  18. ^ Martin, Josh (12 June 2020). "Watch the first trailer for Joy McKean and Slim Dusty documentary, Slim and I". NME. Retrieved 27 May 2023.
  19. ^ "New Joy McKean Song 'I Don't Believe You' Leads 'Slim & I' Soundtrack", Rolling Stone Australia, 25 August 2020
  20. ^ "Australian Country Music Legend Joy McKean Dies Aged 93". Noise11. 26 May 2023. Retrieved 26 May 2023.
  21. ^ "APRA History". Australasian Performing Right Association (APRA) | Australasian Mechanical Copyright Owners Society (AMCOS). Archived from the original on 20 September 2010. Retrieved 17 January 2011.

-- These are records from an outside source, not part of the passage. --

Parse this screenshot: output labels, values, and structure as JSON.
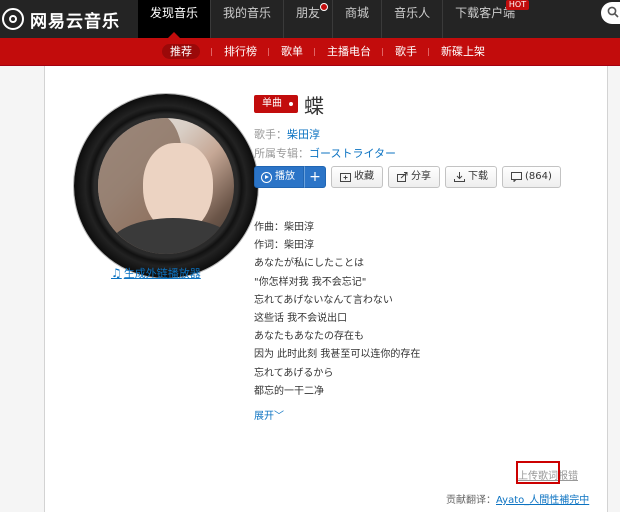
{
  "header": {
    "logo_text": "网易云音乐",
    "nav": [
      {
        "label": "发现音乐",
        "active": true
      },
      {
        "label": "我的音乐"
      },
      {
        "label": "朋友",
        "dot": true
      },
      {
        "label": "商城"
      },
      {
        "label": "音乐人"
      },
      {
        "label": "下载客户端",
        "badge": "HOT"
      }
    ],
    "subnav": [
      "推荐",
      "排行榜",
      "歌单",
      "主播电台",
      "歌手",
      "新碟上架"
    ]
  },
  "song": {
    "tag": "单曲",
    "title": "蝶",
    "artist_label": "歌手：",
    "artist": "柴田淳",
    "album_label": "所属专辑：",
    "album": "ゴーストライター",
    "gen_player_link": "生成外链播放器"
  },
  "actions": {
    "play": "播放",
    "plus": "+",
    "collect": "收藏",
    "share": "分享",
    "download": "下载",
    "comments": "(864)"
  },
  "lyrics": [
    "作曲：柴田淳",
    "作词：柴田淳",
    "あなたが私にしたことは",
    "\"你怎样对我 我不会忘记\"",
    "忘れてあげないなんて言わない",
    "这些话 我不会说出口",
    "あなたもあなたの存在も",
    "因为 此时此刻 我甚至可以连你的存在",
    "忘れてあげるから",
    "都忘的一干二净"
  ],
  "footer": {
    "expand": "展开",
    "upload": "上传歌词",
    "report": "报错",
    "credit_label": "贡献翻译：",
    "credit_user": "Ayato_人間性補完中"
  },
  "colors": {
    "brand_red": "#c20c0c",
    "link_blue": "#0c73c2",
    "play_blue": "#2b74c7"
  }
}
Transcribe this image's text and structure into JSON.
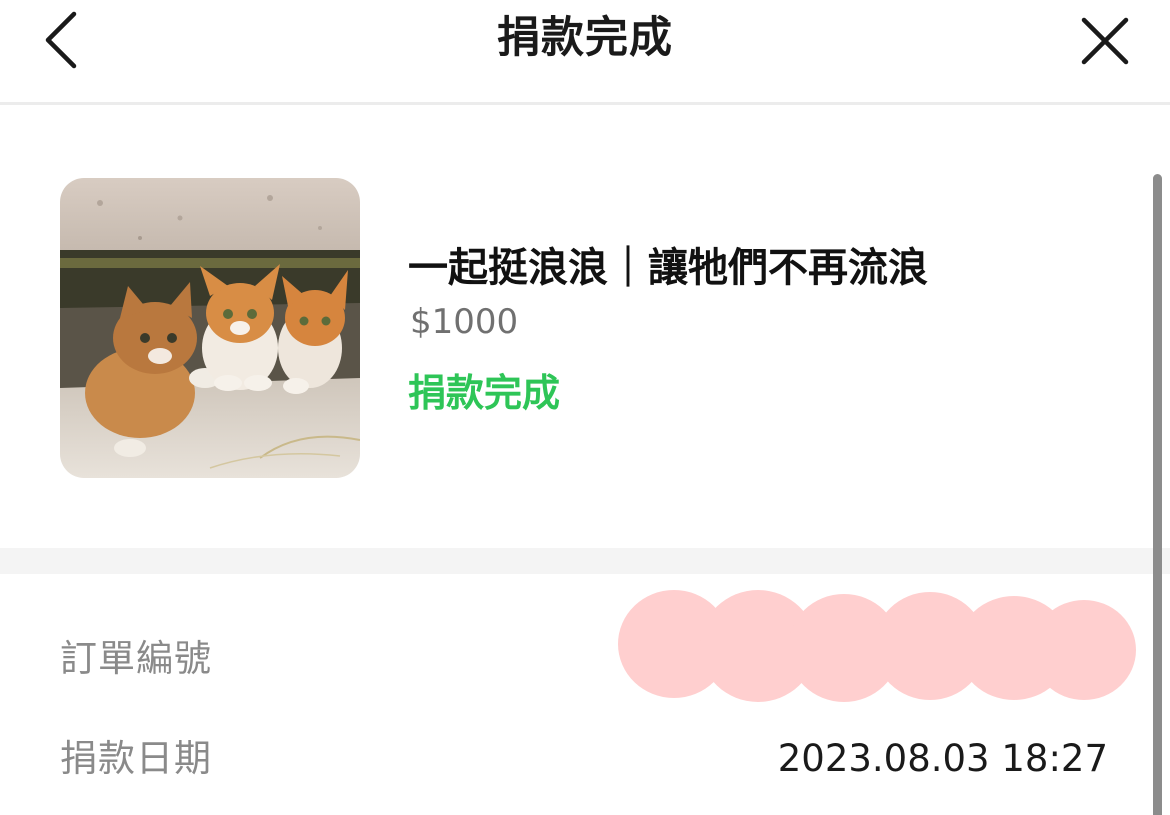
{
  "header": {
    "title": "捐款完成",
    "back_icon": "chevron-left-icon",
    "close_icon": "close-icon"
  },
  "donation": {
    "title": "一起挺浪浪｜讓牠們不再流浪",
    "amount": "$1000",
    "status": "捐款完成",
    "status_color": "#2ec557",
    "image": "kittens-photo"
  },
  "details": {
    "order_number_label": "訂單編號",
    "order_number_value": "",
    "order_number_redacted": true,
    "redaction_color": "#ffcfcf",
    "date_label": "捐款日期",
    "date_value": "2023.08.03 18:27"
  }
}
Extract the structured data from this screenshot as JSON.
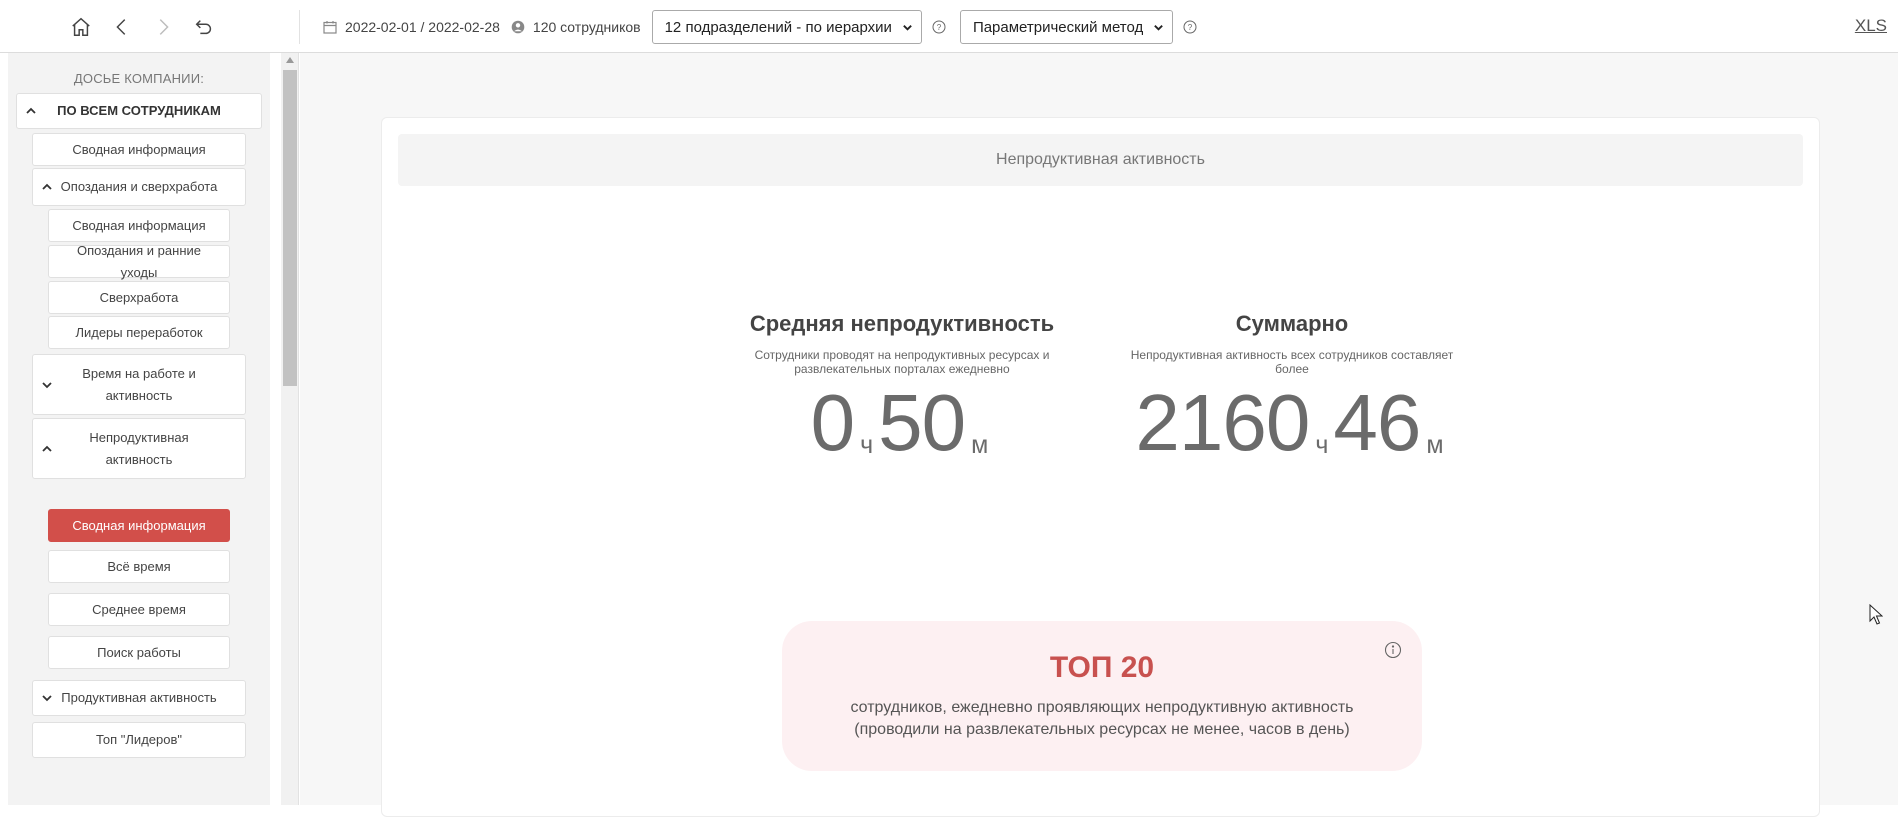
{
  "toolbar": {
    "date_range": "2022-02-01 / 2022-02-28",
    "employees": "120 сотрудников",
    "departments_select": "12 подразделений - по иерархии",
    "method_select": "Параметрический метод",
    "export_label": "XLS",
    "icons": [
      "home-icon",
      "back-icon",
      "forward-icon",
      "undo-icon",
      "calendar-icon",
      "user-icon",
      "help-icon"
    ]
  },
  "sidebar": {
    "title": "ДОСЬЕ КОМПАНИИ:",
    "items": [
      {
        "label": "ПО ВСЕМ СОТРУДНИКАМ",
        "level": 0,
        "expanded": true
      },
      {
        "label": "Сводная информация",
        "level": 1
      },
      {
        "label": "Опоздания и сверхработа",
        "level": 1,
        "expanded": true
      },
      {
        "label": "Сводная информация",
        "level": 2
      },
      {
        "label": "Опоздания и ранние уходы",
        "level": 2
      },
      {
        "label": "Сверхработа",
        "level": 2
      },
      {
        "label": "Лидеры переработок",
        "level": 2
      },
      {
        "label": "Время на работе и активность",
        "level": 1,
        "expanded": false
      },
      {
        "label": "Непродуктивная активность",
        "level": 1,
        "expanded": true
      },
      {
        "label": "Сводная информация",
        "level": 2,
        "active": true
      },
      {
        "label": "Всё время",
        "level": 2
      },
      {
        "label": "Среднее время",
        "level": 2
      },
      {
        "label": "Поиск работы",
        "level": 2
      },
      {
        "label": "Продуктивная активность",
        "level": 1,
        "expanded": false
      },
      {
        "label": "Топ \"Лидеров\"",
        "level": 1
      }
    ]
  },
  "main": {
    "section_title": "Непродуктивная активность",
    "avg": {
      "title": "Средняя непродуктивность",
      "desc": "Сотрудники проводят на непродуктивных ресурсах и развлекательных порталах ежедневно",
      "hours": "0",
      "hours_unit": "ч",
      "minutes": "50",
      "minutes_unit": "м"
    },
    "total": {
      "title": "Суммарно",
      "desc": "Непродуктивная активность всех сотрудников составляет более",
      "hours": "2160",
      "hours_unit": "ч",
      "minutes": "46",
      "minutes_unit": "м"
    },
    "top": {
      "title": "ТОП 20",
      "line1": "сотрудников, ежедневно проявляющих непродуктивную активность",
      "line2": "(проводили на развлекательных ресурсах не менее, часов в день)"
    }
  },
  "colors": {
    "accent": "#d24f4a",
    "top_title": "#c8514f",
    "top_bg": "#fdf0f2"
  }
}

  22. ^ "APRA Awards to honour country music legend Joy McKean, announce full lineup". The Music Network. 15 April 2021. Retrieved 15 April 2021.
  23. ^ "Roll of Renown". Tamworth Country Music Festival. Retrieved 29 October 2020.[permanent dead link]
  24. ^ "Congratulations to our 2019 Recipients & Finalists". women in Music Awards. October 2019. Retrieved 19 March 2021.
  25. ^ "Past Award Winners". Archived from the original on 19 January 2021. Retrieved 2 November 2020.
  26. ^ "Tamworth Songwriters Association". Tamworth Songwriters Association Online. Retrieved 23 March 2022.
  27. ^ "Tamworth Songwriters Association Past Winners". Tamworth Songwriters Association Online. Retrieved 23 March 2022.

External links[edit]